== Segment start ==

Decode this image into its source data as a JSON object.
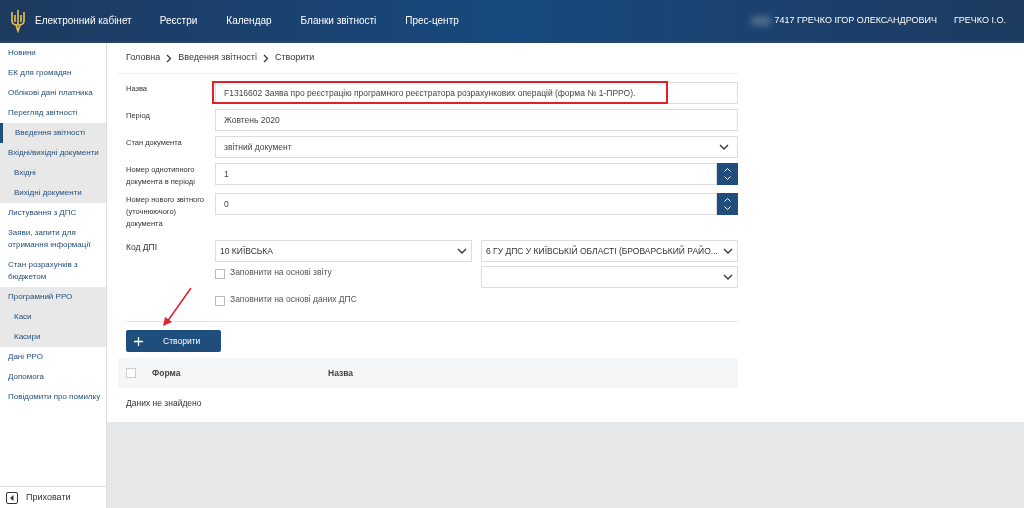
{
  "header": {
    "logo_title": "Електронний кабінет",
    "nav": [
      "Реєстри",
      "Календар",
      "Бланки звітності",
      "Прес-центр"
    ],
    "user_code": "7417 ГРЕЧКО ІГОР ОЛЕКСАНДРОВИЧ",
    "user_short": "ГРЕЧКО І.О."
  },
  "sidebar": {
    "items": [
      {
        "label": "Новини",
        "selected": false
      },
      {
        "label": "ЕК для громадян",
        "selected": false
      },
      {
        "label": "Облікові дані платника",
        "selected": false
      },
      {
        "label": "Перегляд звітності",
        "selected": false
      },
      {
        "label": "Введення звітності",
        "selected": true
      },
      {
        "label": "Вхідні/вихідні документи",
        "selected": false,
        "expanded": true,
        "children": [
          {
            "label": "Вхідні",
            "selected": false
          },
          {
            "label": "Вихідні документи",
            "selected": false
          }
        ]
      },
      {
        "label": "Листування з ДПС",
        "selected": false
      },
      {
        "label": "Заяви, запити для отримання інформації",
        "selected": false
      },
      {
        "label": "Стан розрахунків з бюджетом",
        "selected": false
      },
      {
        "label": "Програмний РРО",
        "selected": false,
        "expanded": true,
        "children": [
          {
            "label": "Каси",
            "selected": false
          },
          {
            "label": "Касири",
            "selected": false
          }
        ]
      },
      {
        "label": "Дані РРО",
        "selected": false
      },
      {
        "label": "Допомога",
        "selected": false
      },
      {
        "label": "Повідомити про помилку",
        "selected": false
      }
    ],
    "hide_button": "Приховати"
  },
  "breadcrumb": [
    "Головна",
    "Введення звітності",
    "Створити"
  ],
  "form": {
    "fields": [
      {
        "kind": "text",
        "label": "Назва",
        "value": "F1316602 Заява про реєстрацію програмного реєстратора розрахункових операцій (форма № 1-ПРРО).",
        "highlighted": true
      },
      {
        "kind": "text",
        "label": "Період",
        "value": "Жовтень 2020",
        "highlighted": false
      },
      {
        "kind": "select",
        "label": "Стан документа",
        "value": "звітний документ",
        "highlighted": false
      },
      {
        "kind": "number",
        "label": "Номер однотипного документа в періоді",
        "value": "1",
        "highlighted": false
      },
      {
        "kind": "number",
        "label": "Номер нового звітного (уточнюючого) документа",
        "value": "0",
        "highlighted": false
      }
    ],
    "dpi": {
      "label": "Код ДПІ",
      "region": "10 КИЇВСЬКА",
      "office": "6 ГУ ДПС У КИЇВСЬКІЙ ОБЛАСТІ (БРОВАРСЬКИЙ РАЙО...",
      "checkboxes": [
        {
          "label": "Заповнити на основі звіту",
          "checked": false
        },
        {
          "label": "Заповнити на основі даних ДПС",
          "checked": false
        }
      ]
    }
  },
  "create_button": "Створити",
  "table": {
    "select_all_checked": false,
    "columns": [
      "Форма",
      "Назва"
    ],
    "empty_text": "Даних не знайдено"
  }
}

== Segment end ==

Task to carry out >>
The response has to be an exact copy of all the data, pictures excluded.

Solved exercise >>
Decode this image into its source data as a JSON object.
{
  "header": {
    "logo_title": "Електронний кабінет",
    "nav": [
      "Реєстри",
      "Календар",
      "Бланки звітності",
      "Прес-центр"
    ],
    "user_code": "7417 ГРЕЧКО ІГОР ОЛЕКСАНДРОВИЧ",
    "user_short": "ГРЕЧКО І.О."
  },
  "sidebar": {
    "items": [
      {
        "label": "Новини",
        "selected": false
      },
      {
        "label": "ЕК для громадян",
        "selected": false
      },
      {
        "label": "Облікові дані платника",
        "selected": false
      },
      {
        "label": "Перегляд звітності",
        "selected": false
      },
      {
        "label": "Введення звітності",
        "selected": true
      },
      {
        "label": "Вхідні/вихідні документи",
        "selected": false,
        "expanded": true,
        "children": [
          {
            "label": "Вхідні",
            "selected": false
          },
          {
            "label": "Вихідні документи",
            "selected": false
          }
        ]
      },
      {
        "label": "Листування з ДПС",
        "selected": false
      },
      {
        "label": "Заяви, запити для отримання інформації",
        "selected": false
      },
      {
        "label": "Стан розрахунків з бюджетом",
        "selected": false
      },
      {
        "label": "Програмний РРО",
        "selected": false,
        "expanded": true,
        "children": [
          {
            "label": "Каси",
            "selected": false
          },
          {
            "label": "Касири",
            "selected": false
          }
        ]
      },
      {
        "label": "Дані РРО",
        "selected": false
      },
      {
        "label": "Допомога",
        "selected": false
      },
      {
        "label": "Повідомити про помилку",
        "selected": false
      }
    ],
    "hide_button": "Приховати"
  },
  "breadcrumb": [
    "Головна",
    "Введення звітності",
    "Створити"
  ],
  "form": {
    "fields": [
      {
        "kind": "text",
        "label": "Назва",
        "value": "F1316602 Заява про реєстрацію програмного реєстратора розрахункових операцій (форма № 1-ПРРО).",
        "highlighted": true
      },
      {
        "kind": "text",
        "label": "Період",
        "value": "Жовтень 2020",
        "highlighted": false
      },
      {
        "kind": "select",
        "label": "Стан документа",
        "value": "звітний документ",
        "highlighted": false
      },
      {
        "kind": "number",
        "label": "Номер однотипного документа в періоді",
        "value": "1",
        "highlighted": false
      },
      {
        "kind": "number",
        "label": "Номер нового звітного (уточнюючого) документа",
        "value": "0",
        "highlighted": false
      }
    ],
    "dpi": {
      "label": "Код ДПІ",
      "region": "10 КИЇВСЬКА",
      "office": "6 ГУ ДПС У КИЇВСЬКІЙ ОБЛАСТІ (БРОВАРСЬКИЙ РАЙО...",
      "checkboxes": [
        {
          "label": "Заповнити на основі звіту",
          "checked": false
        },
        {
          "label": "Заповнити на основі даних ДПС",
          "checked": false
        }
      ]
    }
  },
  "create_button": "Створити",
  "table": {
    "select_all_checked": false,
    "columns": [
      "Форма",
      "Назва"
    ],
    "empty_text": "Даних не знайдено"
  }
}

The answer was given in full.